_Provided records_:
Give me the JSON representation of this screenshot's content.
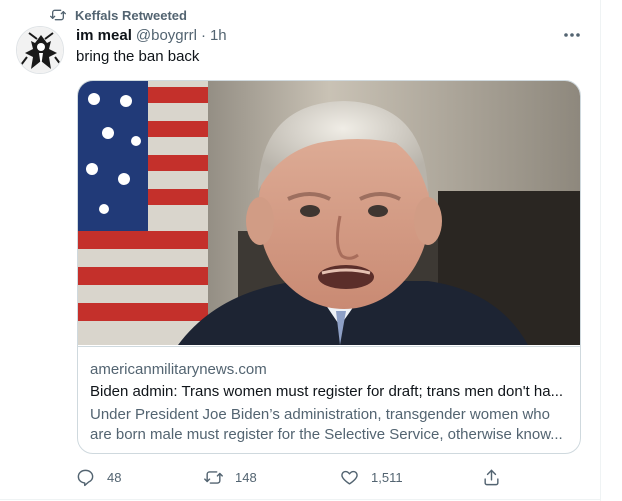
{
  "retweet_banner": {
    "text": "Keffals Retweeted"
  },
  "tweet": {
    "author_name": "im meal",
    "handle": "@boygrrl",
    "separator": "·",
    "time": "1h",
    "text": "bring the ban back"
  },
  "card": {
    "domain": "americanmilitarynews.com",
    "title": "Biden admin: Trans women must register for draft; trans men don't ha...",
    "description": "Under President Joe Biden’s administration, transgender women who are born male must register for the Selective Service, otherwise know..."
  },
  "actions": {
    "reply_count": "48",
    "retweet_count": "148",
    "like_count": "1,511"
  },
  "icons": {
    "retweet_banner": "retweet-icon",
    "more": "more-dots-icon",
    "reply": "reply-icon",
    "retweet": "retweet-icon",
    "like": "heart-icon",
    "share": "share-icon"
  },
  "colors": {
    "secondary_text": "#536471",
    "primary_text": "#0f1419",
    "border": "#cfd9de"
  }
}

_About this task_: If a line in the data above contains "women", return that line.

_Your solution_:
    "title": "Biden admin: Trans women must register for draft; trans men don't ha...",
    "description": "Under President Joe Biden’s administration, transgender women who are born male must register for the Selective Service, otherwise know..."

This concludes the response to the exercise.